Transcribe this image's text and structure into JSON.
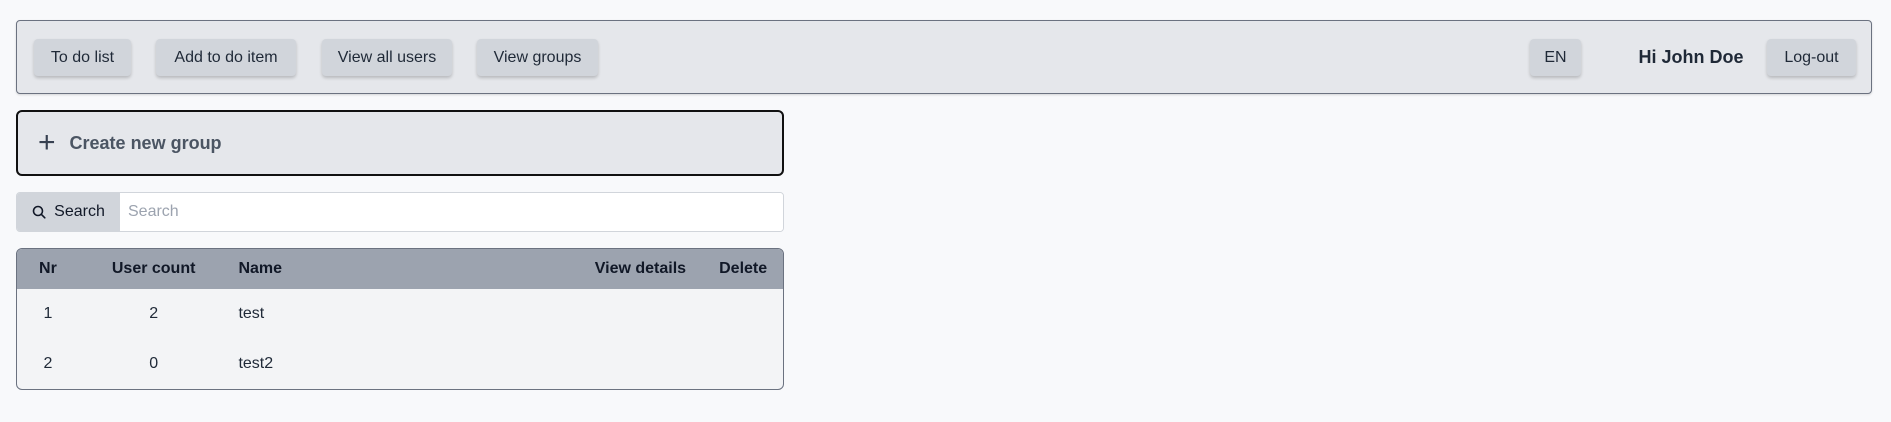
{
  "navbar": {
    "todo_list": "To do list",
    "add_todo": "Add to do item",
    "view_users": "View all users",
    "view_groups": "View groups",
    "language": "EN",
    "greeting": "Hi John Doe",
    "logout": "Log-out"
  },
  "create_group": {
    "icon": "plus-icon",
    "label": "Create new group"
  },
  "search": {
    "icon": "search-icon",
    "label": "Search",
    "placeholder": "Search",
    "value": ""
  },
  "table": {
    "headers": [
      "Nr",
      "User count",
      "Name",
      "View details",
      "Delete"
    ],
    "rows": [
      {
        "nr": "1",
        "count": "2",
        "name": "test"
      },
      {
        "nr": "2",
        "count": "0",
        "name": "test2"
      }
    ]
  },
  "colors": {
    "background": "#f8f9fb",
    "navbar_bg": "#e5e7eb",
    "button_bg": "#d1d5db",
    "table_header_bg": "#9ca3af",
    "table_body_bg": "#f3f4f6"
  }
}
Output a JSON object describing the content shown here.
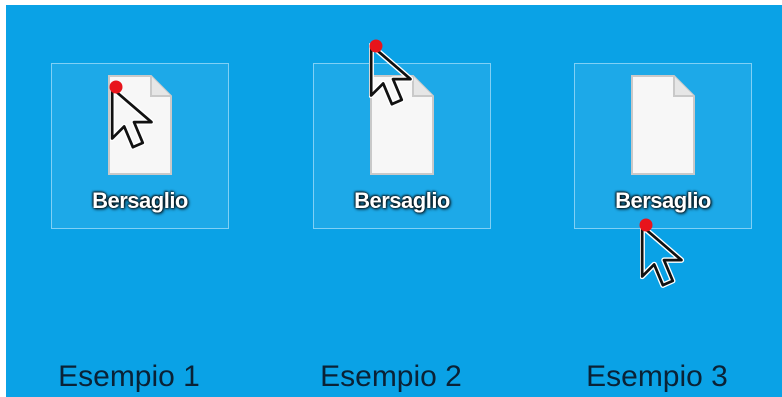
{
  "examples": [
    {
      "file_label": "Bersaglio",
      "caption": "Esempio 1",
      "hotspot": "top-left-of-icon"
    },
    {
      "file_label": "Bersaglio",
      "caption": "Esempio 2",
      "hotspot": "above-icon"
    },
    {
      "file_label": "Bersaglio",
      "caption": "Esempio 3",
      "hotspot": "bottom-of-label"
    }
  ],
  "colors": {
    "background": "#0aa2e6",
    "hotspot_dot": "#e8141b",
    "caption_text": "#0a2236"
  },
  "icons": {
    "file": "document-icon",
    "pointer": "arrow-cursor-icon"
  }
}
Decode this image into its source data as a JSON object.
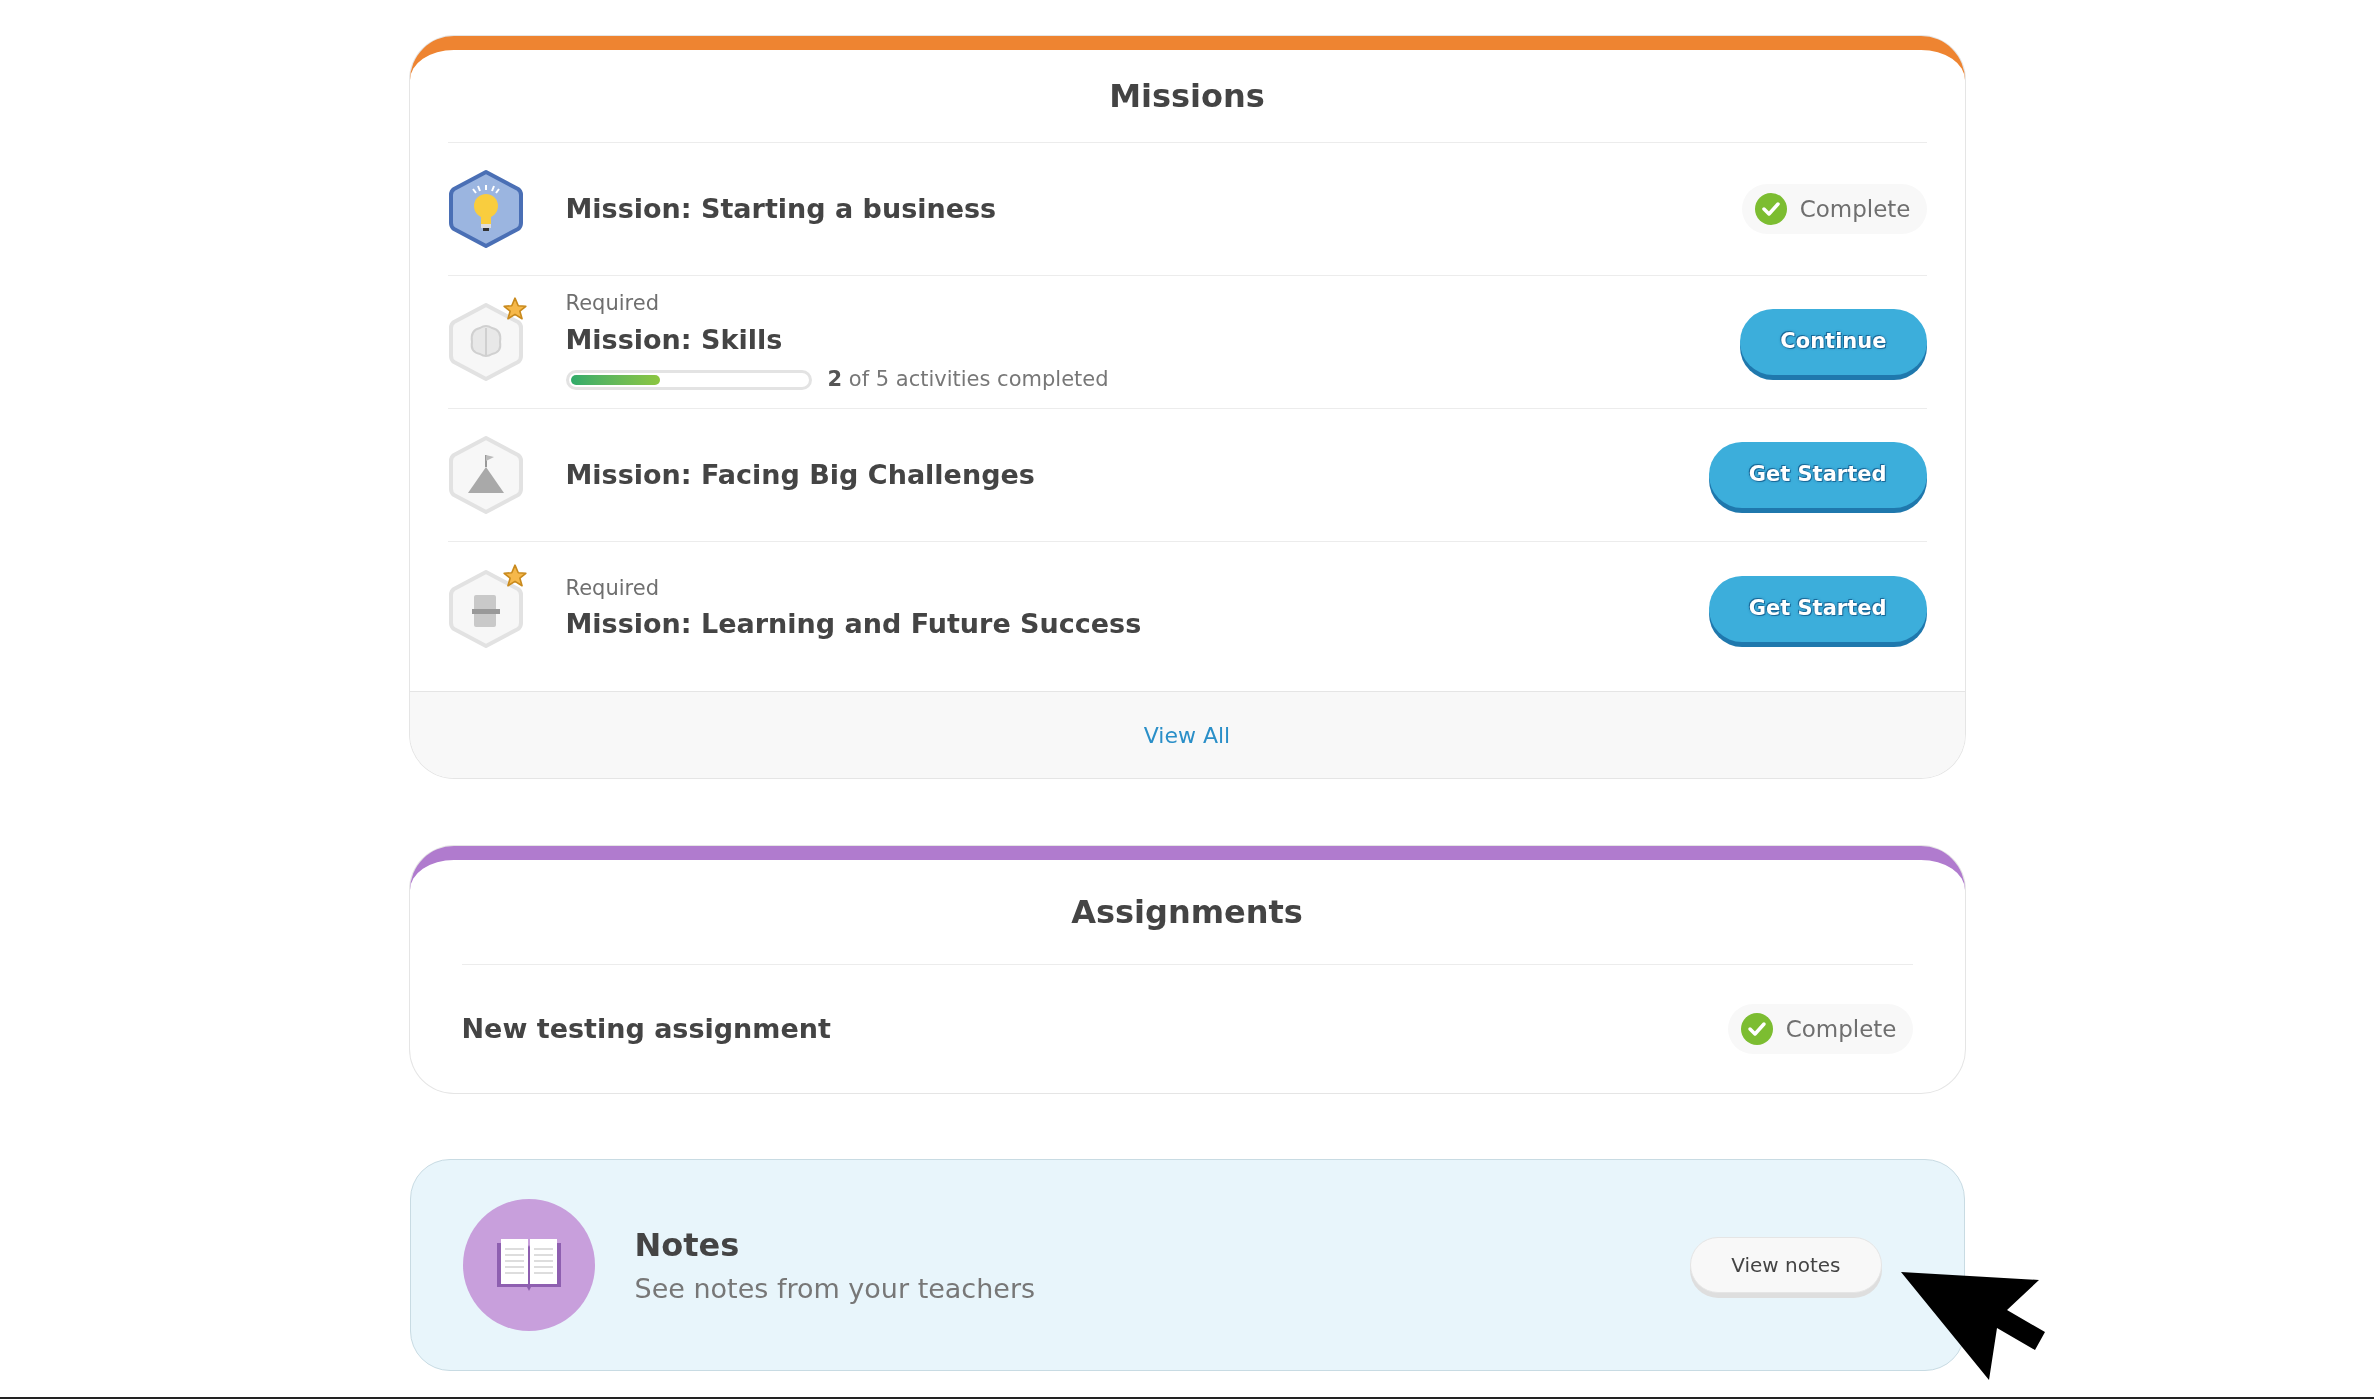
{
  "missions": {
    "title": "Missions",
    "items": [
      {
        "active": true,
        "starred": false,
        "title": "Mission: Starting a business",
        "status": {
          "kind": "badge",
          "label": "Complete"
        }
      },
      {
        "active": false,
        "starred": true,
        "required": "Required",
        "title": "Mission: Skills",
        "progress": {
          "level": 0.38,
          "count": "2",
          "text": "of 5 activities completed"
        },
        "status": {
          "kind": "button",
          "label": "Continue"
        }
      },
      {
        "active": false,
        "starred": false,
        "title": "Mission: Facing Big Challenges",
        "status": {
          "kind": "button",
          "label": "Get Started"
        }
      },
      {
        "active": false,
        "starred": true,
        "required": "Required",
        "title": "Mission: Learning and Future Success",
        "status": {
          "kind": "button",
          "label": "Get Started"
        }
      }
    ],
    "footer_link": "View All"
  },
  "assignments": {
    "title": "Assignments",
    "items": [
      {
        "title": "New testing assignment",
        "status": {
          "kind": "badge",
          "label": "Complete"
        }
      }
    ]
  },
  "notes": {
    "title": "Notes",
    "subtitle": "See notes from your teachers",
    "button": "View notes"
  }
}
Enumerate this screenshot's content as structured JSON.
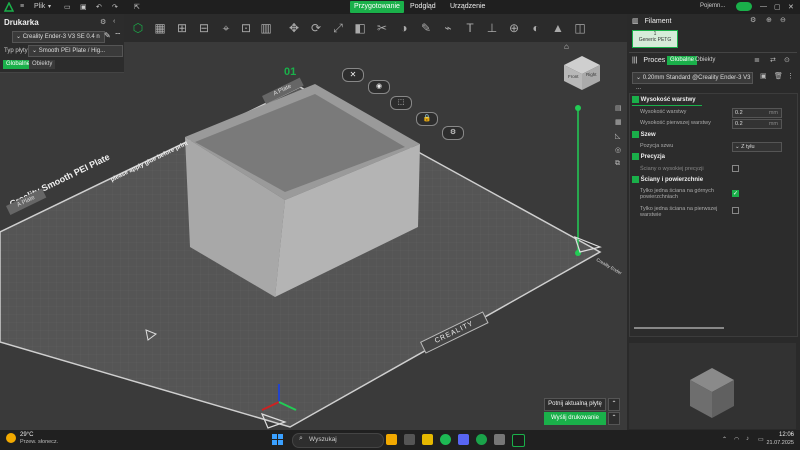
{
  "titlebar": {
    "file_menu": "Plik",
    "tabs": [
      {
        "label": "Przygotowanie",
        "active": true
      },
      {
        "label": "Podgląd",
        "active": false
      },
      {
        "label": "Urządzenie",
        "active": false
      }
    ],
    "user": "Pojemn..."
  },
  "printer": {
    "title": "Drukarka",
    "model": "Creality Ender-3 V3 SE 0.4 n",
    "plate_label": "Typ płyty",
    "plate_value": "Smooth PEI Plate / Hig...",
    "toggle_global": "Globalne",
    "toggle_objects": "Obiekty"
  },
  "plate": {
    "number": "01",
    "name_left": "A Plate",
    "name_top": "A Plate",
    "title": "Creality Smooth PEI Plate",
    "note": "please apply glue before print",
    "brand": "CREALITY",
    "nameplate": "Creality Ender"
  },
  "cube_labels": {
    "front": "Front",
    "right": "Right"
  },
  "filament": {
    "title": "Filament",
    "slot_number": "1",
    "slot_name": "Generic PETG",
    "slot_color": "#d6ecd9"
  },
  "process": {
    "title": "Proces",
    "toggle_global": "Globalne",
    "toggle_objects": "Obiekty",
    "profile": "0.20mm Standard @Creality Ender-3 V3 ..."
  },
  "params": {
    "layer_height_section": "Wysokość warstwy",
    "layer_height_label": "Wysokość warstwy",
    "layer_height_value": "0.2",
    "first_layer_label": "Wysokość pierwszej warstwy",
    "first_layer_value": "0.2",
    "unit": "mm",
    "seam_section": "Szew",
    "seam_pos_label": "Pozycja szwu",
    "seam_pos_value": "Z tyłu",
    "precision_section": "Precyzja",
    "high_precision_walls": "Ściany o wysokiej precyzji",
    "high_precision_checked": false,
    "walls_section": "Ściany i powierzchnie",
    "top_one_wall": "Tylko jedna ściana na górnych powierzchniach",
    "top_one_wall_checked": true,
    "first_one_wall": "Tylko jedna ściana na pierwszej warstwie",
    "first_one_wall_checked": false
  },
  "actions": {
    "slice": "Potnij aktualną płytę",
    "print": "Wyślij drukowanie"
  },
  "taskbar": {
    "temp": "29°C",
    "weather": "Przew. słonecz.",
    "search": "Wyszukaj",
    "time": "12:06",
    "date": "21.07.2025"
  },
  "colors": {
    "accent": "#1ab04a",
    "axis_green": "#22cc55",
    "axis_red": "#cc2222",
    "axis_blue": "#2244cc"
  }
}
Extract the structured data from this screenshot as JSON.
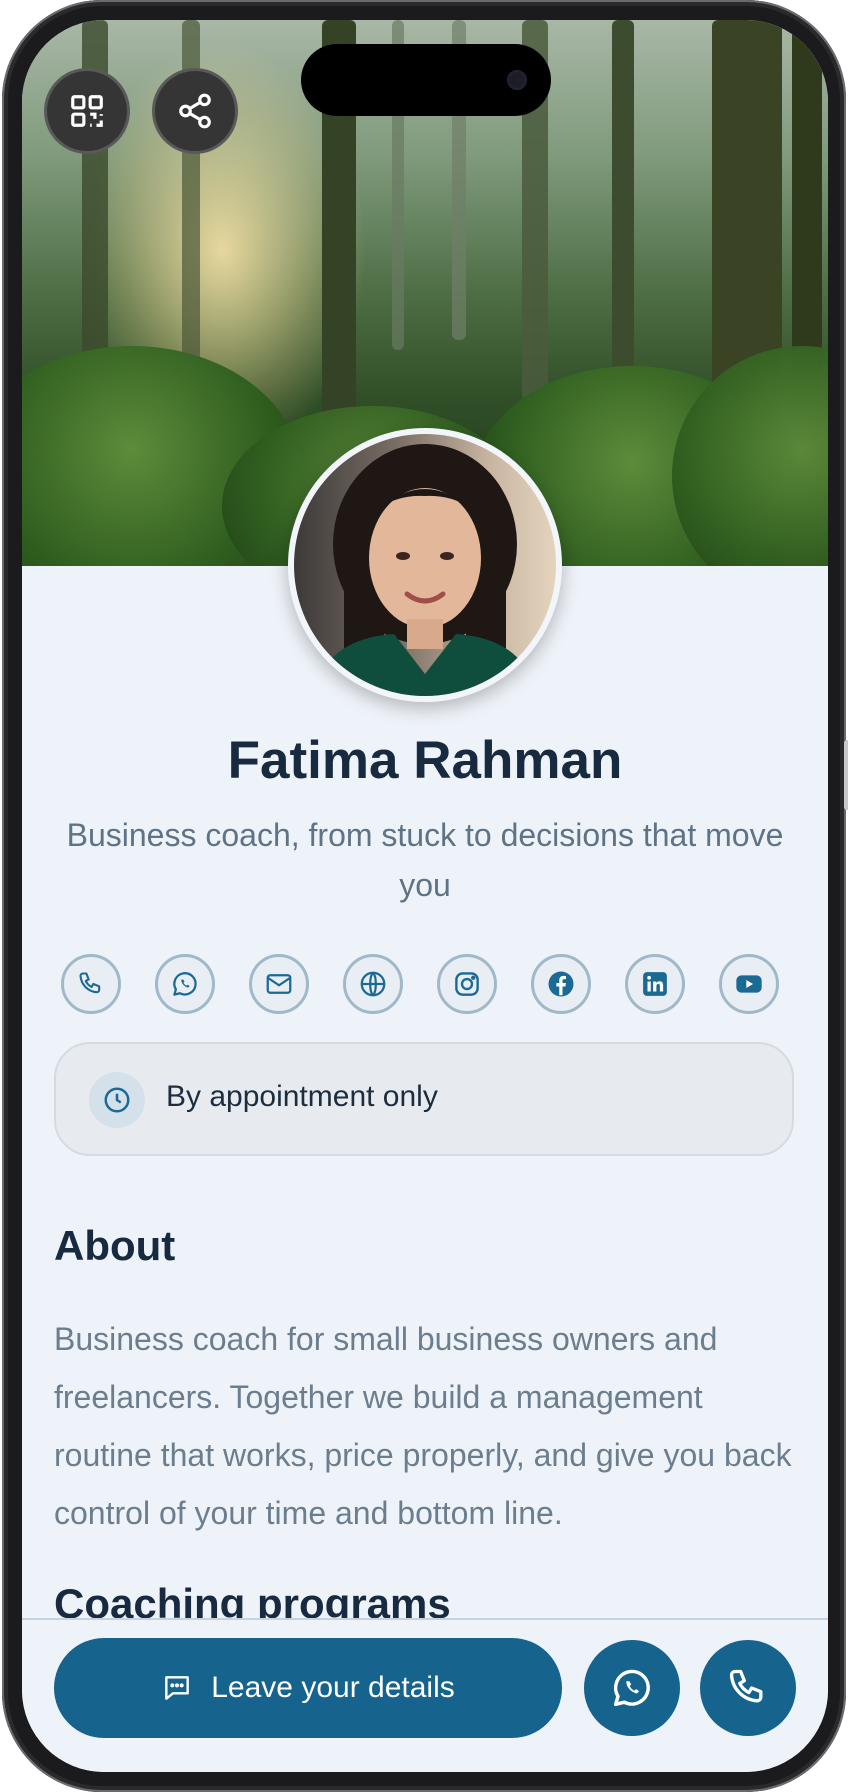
{
  "profile": {
    "name": "Fatima Rahman",
    "subtitle": "Business coach, from stuck to decisions that move you"
  },
  "top_actions": [
    {
      "icon": "qr-code-icon"
    },
    {
      "icon": "share-icon"
    }
  ],
  "social_links": [
    {
      "icon": "phone-icon"
    },
    {
      "icon": "whatsapp-icon"
    },
    {
      "icon": "mail-icon"
    },
    {
      "icon": "globe-icon"
    },
    {
      "icon": "instagram-icon"
    },
    {
      "icon": "facebook-icon"
    },
    {
      "icon": "linkedin-icon"
    },
    {
      "icon": "youtube-icon"
    }
  ],
  "hours": {
    "icon": "clock-icon",
    "text": "By appointment only"
  },
  "about": {
    "title": "About",
    "text": "Business coach for small business owners and freelancers. Together we build a management routine that works, price properly, and give you back control of your time and bottom line."
  },
  "next_section": {
    "title": "Coaching programs"
  },
  "bottom_bar": {
    "cta_label": "Leave your details",
    "cta_icon": "message-icon",
    "whatsapp_icon": "whatsapp-icon",
    "phone_icon": "phone-icon"
  },
  "colors": {
    "primary": "#16638d",
    "heading": "#172a3f",
    "body_text": "#6c7d8d",
    "background": "#eef3f9"
  }
}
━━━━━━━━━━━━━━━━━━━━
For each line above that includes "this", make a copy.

Output of the exercise —
Transcribe this image's text and structure into JSON.
Decode this image into its source data as a JSON object.
Enumerate this screenshot's content as structured JSON.
Extract the structured data from this screenshot as JSON.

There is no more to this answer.